- Opening Delimiter -
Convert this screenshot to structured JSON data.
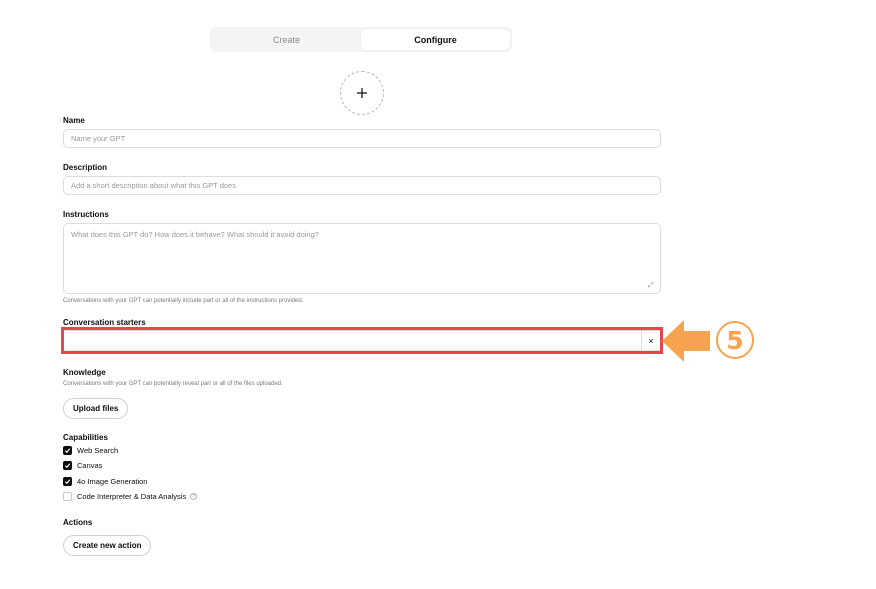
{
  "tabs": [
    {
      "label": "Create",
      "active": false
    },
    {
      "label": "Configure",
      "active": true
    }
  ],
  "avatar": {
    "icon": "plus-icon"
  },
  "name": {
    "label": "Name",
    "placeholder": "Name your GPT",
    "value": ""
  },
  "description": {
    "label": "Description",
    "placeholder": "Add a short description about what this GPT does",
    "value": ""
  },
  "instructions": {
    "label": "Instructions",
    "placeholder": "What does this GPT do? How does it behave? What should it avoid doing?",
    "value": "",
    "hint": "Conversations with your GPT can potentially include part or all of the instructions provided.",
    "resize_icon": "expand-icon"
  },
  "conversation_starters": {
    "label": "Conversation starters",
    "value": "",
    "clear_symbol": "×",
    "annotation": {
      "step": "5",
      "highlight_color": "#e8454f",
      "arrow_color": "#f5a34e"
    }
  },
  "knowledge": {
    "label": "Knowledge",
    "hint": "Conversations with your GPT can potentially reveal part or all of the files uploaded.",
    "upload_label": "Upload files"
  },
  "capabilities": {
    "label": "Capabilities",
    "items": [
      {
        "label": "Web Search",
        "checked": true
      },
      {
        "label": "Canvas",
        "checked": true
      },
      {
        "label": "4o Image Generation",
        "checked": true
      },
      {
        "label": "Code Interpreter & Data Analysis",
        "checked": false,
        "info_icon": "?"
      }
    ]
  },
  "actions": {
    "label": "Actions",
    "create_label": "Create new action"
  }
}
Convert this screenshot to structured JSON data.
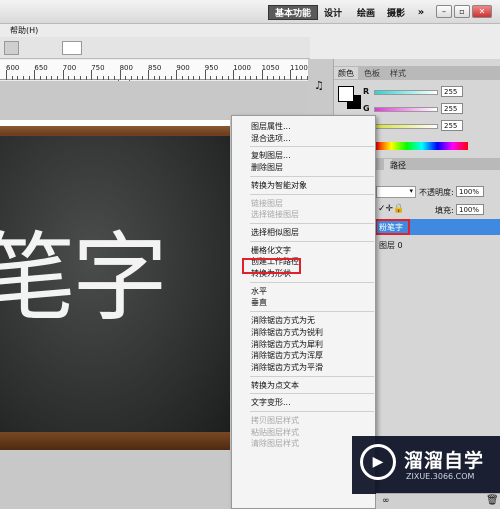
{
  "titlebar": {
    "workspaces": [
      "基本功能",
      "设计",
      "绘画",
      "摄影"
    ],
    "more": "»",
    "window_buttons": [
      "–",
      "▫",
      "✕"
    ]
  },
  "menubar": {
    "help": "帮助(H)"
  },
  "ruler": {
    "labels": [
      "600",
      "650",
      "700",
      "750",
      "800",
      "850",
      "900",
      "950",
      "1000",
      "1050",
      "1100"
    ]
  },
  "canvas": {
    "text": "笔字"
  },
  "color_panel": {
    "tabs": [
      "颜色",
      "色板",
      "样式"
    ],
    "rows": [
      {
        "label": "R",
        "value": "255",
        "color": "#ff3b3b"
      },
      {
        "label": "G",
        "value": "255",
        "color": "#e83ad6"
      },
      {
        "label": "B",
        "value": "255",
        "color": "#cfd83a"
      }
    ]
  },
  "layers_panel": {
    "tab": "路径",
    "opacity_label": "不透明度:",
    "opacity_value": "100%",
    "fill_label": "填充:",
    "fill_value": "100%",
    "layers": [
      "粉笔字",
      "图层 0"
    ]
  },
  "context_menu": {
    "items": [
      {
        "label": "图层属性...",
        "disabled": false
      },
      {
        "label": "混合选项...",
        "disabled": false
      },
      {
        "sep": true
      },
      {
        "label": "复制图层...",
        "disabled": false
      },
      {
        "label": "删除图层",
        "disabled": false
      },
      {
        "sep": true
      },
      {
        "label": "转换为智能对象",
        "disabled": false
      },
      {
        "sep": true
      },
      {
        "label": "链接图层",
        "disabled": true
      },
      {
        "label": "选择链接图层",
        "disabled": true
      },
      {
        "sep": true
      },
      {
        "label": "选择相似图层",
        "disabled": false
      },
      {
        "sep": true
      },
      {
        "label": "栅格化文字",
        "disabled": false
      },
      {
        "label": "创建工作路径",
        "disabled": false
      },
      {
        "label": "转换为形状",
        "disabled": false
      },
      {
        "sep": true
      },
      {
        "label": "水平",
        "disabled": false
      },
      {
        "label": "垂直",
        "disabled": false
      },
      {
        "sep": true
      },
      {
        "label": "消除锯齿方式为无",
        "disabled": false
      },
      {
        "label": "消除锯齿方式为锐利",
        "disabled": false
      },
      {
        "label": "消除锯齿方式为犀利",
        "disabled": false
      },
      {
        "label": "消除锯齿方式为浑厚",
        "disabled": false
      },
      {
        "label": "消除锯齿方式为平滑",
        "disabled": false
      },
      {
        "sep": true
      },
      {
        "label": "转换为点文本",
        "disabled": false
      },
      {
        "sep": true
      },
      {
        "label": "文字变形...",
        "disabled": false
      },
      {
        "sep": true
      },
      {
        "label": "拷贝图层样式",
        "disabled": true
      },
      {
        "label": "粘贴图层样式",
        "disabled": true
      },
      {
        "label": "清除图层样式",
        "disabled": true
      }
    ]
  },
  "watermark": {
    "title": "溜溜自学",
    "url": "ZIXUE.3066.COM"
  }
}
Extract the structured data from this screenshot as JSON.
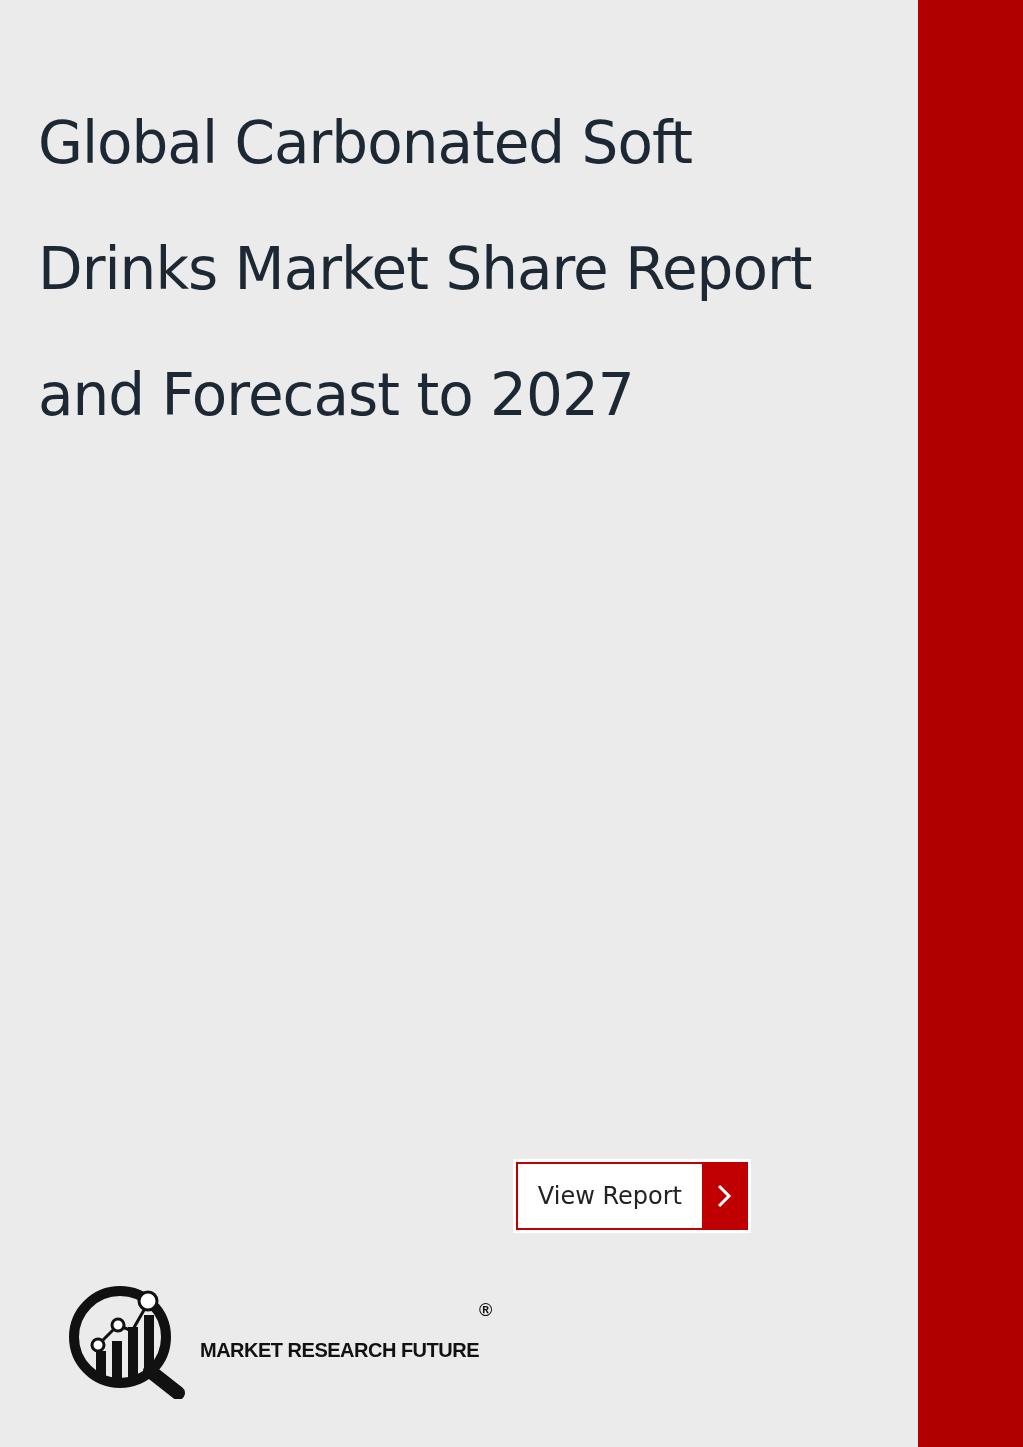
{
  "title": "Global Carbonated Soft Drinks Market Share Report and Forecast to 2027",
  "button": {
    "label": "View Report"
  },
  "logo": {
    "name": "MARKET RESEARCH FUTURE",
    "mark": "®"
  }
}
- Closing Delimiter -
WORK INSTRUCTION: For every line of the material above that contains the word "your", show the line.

RESPONSE:
    "placeholder": "Name your GPT",
    "hint": "Conversations with your GPT can potentially include part or all of the instructions provided.",
    "hint": "Conversations with your GPT can potentially reveal part or all of the files uploaded.",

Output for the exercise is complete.